[THE DATA — start]

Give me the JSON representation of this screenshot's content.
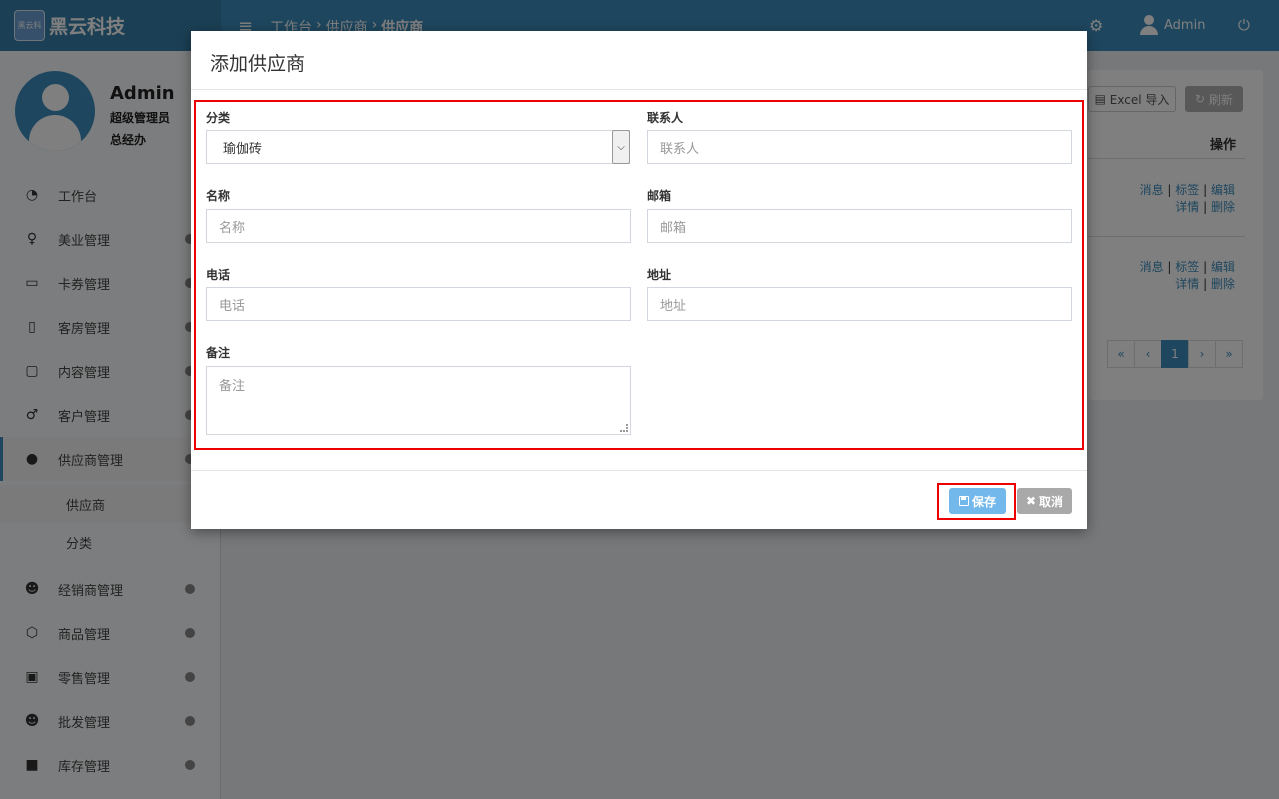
{
  "header": {
    "brand": "黑云科技",
    "logo_badge": "黑云科",
    "breadcrumb": [
      "工作台",
      "供应商",
      "供应商"
    ],
    "breadcrumb_sep": "›",
    "user": "Admin"
  },
  "profile": {
    "name": "Admin",
    "role": "超级管理员",
    "dept": "总经办"
  },
  "sidebar": {
    "items": [
      {
        "label": "工作台",
        "icon": "dashboard-icon"
      },
      {
        "label": "美业管理",
        "icon": "person-icon"
      },
      {
        "label": "卡券管理",
        "icon": "card-icon"
      },
      {
        "label": "客房管理",
        "icon": "building-icon"
      },
      {
        "label": "内容管理",
        "icon": "file-icon"
      },
      {
        "label": "客户管理",
        "icon": "male-icon"
      },
      {
        "label": "供应商管理",
        "icon": "user-icon"
      },
      {
        "label": "经销商管理",
        "icon": "users-icon"
      },
      {
        "label": "商品管理",
        "icon": "cubes-icon"
      },
      {
        "label": "零售管理",
        "icon": "money-icon"
      },
      {
        "label": "批发管理",
        "icon": "group-icon"
      },
      {
        "label": "库存管理",
        "icon": "archive-icon"
      }
    ],
    "subitems": [
      {
        "label": "供应商"
      },
      {
        "label": "分类"
      }
    ]
  },
  "background": {
    "excel_import": "Excel 导入",
    "refresh": "刷新",
    "column_header": "操作",
    "row_actions": [
      {
        "line1": [
          "消息",
          "标签",
          "编辑"
        ],
        "line2": [
          "详情",
          "删除"
        ]
      },
      {
        "line1": [
          "消息",
          "标签",
          "编辑"
        ],
        "line2": [
          "详情",
          "删除"
        ]
      }
    ],
    "pager": [
      "«",
      "‹",
      "1",
      "›",
      "»"
    ]
  },
  "modal": {
    "title": "添加供应商",
    "fields": {
      "category": {
        "label": "分类",
        "value": "瑜伽砖"
      },
      "contact": {
        "label": "联系人",
        "placeholder": "联系人"
      },
      "name": {
        "label": "名称",
        "placeholder": "名称"
      },
      "email": {
        "label": "邮箱",
        "placeholder": "邮箱"
      },
      "phone": {
        "label": "电话",
        "placeholder": "电话"
      },
      "address": {
        "label": "地址",
        "placeholder": "地址"
      },
      "remark": {
        "label": "备注",
        "placeholder": "备注"
      }
    },
    "save_label": "保存",
    "cancel_label": "取消"
  },
  "colors": {
    "header_blue": "#3c8dbc",
    "brand_blue": "#367fa9",
    "highlight_red": "#ee0000",
    "save_button": "#73b8ea",
    "cancel_button": "#a9a9a9"
  }
}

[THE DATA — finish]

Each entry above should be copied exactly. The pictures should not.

Give me the JSON representation of this screenshot's content.
{
  "header": {
    "brand": "黑云科技",
    "logo_badge": "黑云科",
    "breadcrumb": [
      "工作台",
      "供应商",
      "供应商"
    ],
    "breadcrumb_sep": "›",
    "user": "Admin"
  },
  "profile": {
    "name": "Admin",
    "role": "超级管理员",
    "dept": "总经办"
  },
  "sidebar": {
    "items": [
      {
        "label": "工作台",
        "icon": "dashboard-icon"
      },
      {
        "label": "美业管理",
        "icon": "person-icon"
      },
      {
        "label": "卡券管理",
        "icon": "card-icon"
      },
      {
        "label": "客房管理",
        "icon": "building-icon"
      },
      {
        "label": "内容管理",
        "icon": "file-icon"
      },
      {
        "label": "客户管理",
        "icon": "male-icon"
      },
      {
        "label": "供应商管理",
        "icon": "user-icon"
      },
      {
        "label": "经销商管理",
        "icon": "users-icon"
      },
      {
        "label": "商品管理",
        "icon": "cubes-icon"
      },
      {
        "label": "零售管理",
        "icon": "money-icon"
      },
      {
        "label": "批发管理",
        "icon": "group-icon"
      },
      {
        "label": "库存管理",
        "icon": "archive-icon"
      }
    ],
    "subitems": [
      {
        "label": "供应商"
      },
      {
        "label": "分类"
      }
    ]
  },
  "background": {
    "excel_import": "Excel 导入",
    "refresh": "刷新",
    "column_header": "操作",
    "row_actions": [
      {
        "line1": [
          "消息",
          "标签",
          "编辑"
        ],
        "line2": [
          "详情",
          "删除"
        ]
      },
      {
        "line1": [
          "消息",
          "标签",
          "编辑"
        ],
        "line2": [
          "详情",
          "删除"
        ]
      }
    ],
    "pager": [
      "«",
      "‹",
      "1",
      "›",
      "»"
    ]
  },
  "modal": {
    "title": "添加供应商",
    "fields": {
      "category": {
        "label": "分类",
        "value": "瑜伽砖"
      },
      "contact": {
        "label": "联系人",
        "placeholder": "联系人"
      },
      "name": {
        "label": "名称",
        "placeholder": "名称"
      },
      "email": {
        "label": "邮箱",
        "placeholder": "邮箱"
      },
      "phone": {
        "label": "电话",
        "placeholder": "电话"
      },
      "address": {
        "label": "地址",
        "placeholder": "地址"
      },
      "remark": {
        "label": "备注",
        "placeholder": "备注"
      }
    },
    "save_label": "保存",
    "cancel_label": "取消"
  },
  "colors": {
    "header_blue": "#3c8dbc",
    "brand_blue": "#367fa9",
    "highlight_red": "#ee0000",
    "save_button": "#73b8ea",
    "cancel_button": "#a9a9a9"
  }
}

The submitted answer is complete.